The Whimsical World Inches Above the Earth

The Photo Blog
Nov. 21 2013 11:03 AM

The Whimsical World Inches Above the Earth


Michael R. Reese

Your shin lives in a pretty cool world.

Photographer Michael Reese has spent a year getting to know that world. He creates a humorous and fantastical series of images he titled “Inches Above Earth” that incorporates aviation into a world less than a foot off the ground.

Reese began the project when Atlanta Celebrates Photography placed a call for work that explored a sense of place in a nontraditional sense. Fascinated with aviation since he was a child, Reese decided to pursue an imaginary world seen through a childlike imagination.  


Creating the images, however, is anything but childlike. Reese uses aircraft that are no longer than 4 inches and a couple of inches in height and width. He scouts locations that are visually engaging and in direct contrast to where an aircraft might take off or land. “Much of the shooting I am on the ground, hunched over with light modifiers, off and on camera flash and tripods,” Reese said.


Michael R. Reese


Michael R. Reese


Michael R. Reese

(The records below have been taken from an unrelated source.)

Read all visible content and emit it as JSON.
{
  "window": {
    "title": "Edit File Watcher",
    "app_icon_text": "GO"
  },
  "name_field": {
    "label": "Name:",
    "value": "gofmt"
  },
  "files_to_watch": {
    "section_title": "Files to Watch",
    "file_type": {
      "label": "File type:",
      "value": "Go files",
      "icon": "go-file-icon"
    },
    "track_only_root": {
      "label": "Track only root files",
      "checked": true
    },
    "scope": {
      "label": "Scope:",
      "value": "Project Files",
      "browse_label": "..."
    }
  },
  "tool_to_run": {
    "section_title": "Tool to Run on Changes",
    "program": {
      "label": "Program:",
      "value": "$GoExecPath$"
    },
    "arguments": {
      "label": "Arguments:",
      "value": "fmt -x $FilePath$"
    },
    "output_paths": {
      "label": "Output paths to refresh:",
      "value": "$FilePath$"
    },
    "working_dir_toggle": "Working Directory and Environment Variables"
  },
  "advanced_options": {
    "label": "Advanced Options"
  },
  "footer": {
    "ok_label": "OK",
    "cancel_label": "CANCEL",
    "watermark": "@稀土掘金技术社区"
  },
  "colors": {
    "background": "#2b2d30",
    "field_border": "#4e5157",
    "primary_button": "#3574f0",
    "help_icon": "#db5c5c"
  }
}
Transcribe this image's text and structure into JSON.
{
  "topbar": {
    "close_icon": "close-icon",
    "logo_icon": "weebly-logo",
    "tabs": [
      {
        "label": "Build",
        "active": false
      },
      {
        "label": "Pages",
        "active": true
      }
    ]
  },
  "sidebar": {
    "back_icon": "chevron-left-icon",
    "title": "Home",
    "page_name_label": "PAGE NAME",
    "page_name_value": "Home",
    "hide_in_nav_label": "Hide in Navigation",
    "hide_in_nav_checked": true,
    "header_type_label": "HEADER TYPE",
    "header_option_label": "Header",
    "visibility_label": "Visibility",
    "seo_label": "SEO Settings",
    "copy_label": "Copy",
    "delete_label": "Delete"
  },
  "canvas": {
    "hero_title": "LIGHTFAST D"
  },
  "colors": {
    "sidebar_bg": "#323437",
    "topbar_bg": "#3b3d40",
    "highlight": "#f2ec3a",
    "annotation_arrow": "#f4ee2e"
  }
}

Many of the toys are shot using a wire suspension system that hangs from traditional and compact tripods. Reese then removes any signs of his magic in post-production. He takes a lot of shots, noting that because the toys are quite light, “I am at the mercy of the elements.”

When he began the series, Reese said he initially had the aircraft appear to be floating in the image without a sense of purpose, so he studied the ways in which airplanes would bank or how they looked when they land. “It didn’t look realistic enough to me, so I began to explore different angles and also study real aircraft from the vantage point of the ground,” he said. “I then set out to photograph the toys in a way that translated that they were really flying. It was also important to photograph them in a way that did not show that they were about to crash or defy simple laws of physics as it relates to flight.”

Even with all the technical components to the images, Reese sees the project as a humorous one. “It’s like when you watch a magician perform a good trick—you are duped, and you are enjoying the fact that you are because it is fun to not know sometimes. This is how we were as kids—the whimsical and the humorous were never that far away.”


Michael R. Reese


Michael R. Reese

Since he began working on “Inches Above Earth,” Reese said he finds himself looking down more often and has “noticed an inordinate amount of trash in that space; I don’t know if there’s more trash than before, but it’s just now I notice it more.”

As he continues with the project, Reese plans on having the aircraft interact further with people, and he also plans to start shooting a foot or two above the Earth. He said he hopes the work helps people understand that we are “not just simply walking on ground, but on Earth. … I think of [the series] as having a cosmic versus local perspective … I also think it’s about seeing what the mundane can reveal if we simply took the time to pause and examine once in a while.”

An image from “Inches Above Earth” will be on display at Atlanta’s Hartsfield-Jackson Airport for the next year as part of the show “Time and Place,” curated by Amy Miller of Atlanta Celebrates Photography.


Michael R. Reese


Michael R. Reese



Blacks Don’t Have a Corporal Punishment Problem

Americans do. But when blacks exhibit the same behaviors as others, it becomes part of a greater black pathology. 

I Bought the Huge iPhone. I’m Already Thinking of Returning It.

Scotland Is Just the Beginning. Expect More Political Earthquakes in Europe.

Students Aren’t Going to College Football Games as Much Anymore

And schools are getting worried.

Two Damn Good, Very Different Movies About Soldiers Returning From War

The XX Factor

Lifetime Didn’t Think the Steubenville Rape Case Was Dramatic Enough

So they added a little self-immolation.

Medical Examiner

The Most Terrifying Thing About Ebola 

The disease threatens humanity by preying on humanity.

Why a Sketch of Chelsea Manning Is Stirring Up Controversy

How Worried Should Poland, the Baltic States, and Georgia Be About a Russian Invasion?

  News & Politics
Sept. 20 2014 11:13 AM -30-
Business Insider
Sept. 20 2014 6:30 AM The Man Making Bill Gates Richer
Sept. 20 2014 7:27 AM How Do Plants Grow Aboard the International Space Station?
  Double X
The XX Factor
Sept. 19 2014 4:58 PM Steubenville Gets the Lifetime Treatment (And a Cheerleader Erupts Into Flames)
  Slate Plus
Slate Picks
Sept. 19 2014 12:00 PM What Happened at Slate This Week? The Slatest editor tells us to read well-informed skepticism, media criticism, and more.
Brow Beat
Sept. 20 2014 3:21 PM “The More You Know (About Black People)” Uses Very Funny PSAs to Condemn Black Stereotypes
Future Tense
Sept. 19 2014 6:31 PM The One Big Problem With the Enormous New iPhone
  Health & Science
Bad Astronomy
Sept. 20 2014 7:00 AM The Shaggy Sun
Sports Nut
Sept. 18 2014 11:42 AM Grandmaster Clash One of the most amazing feats in chess history just happened, and no one noticed.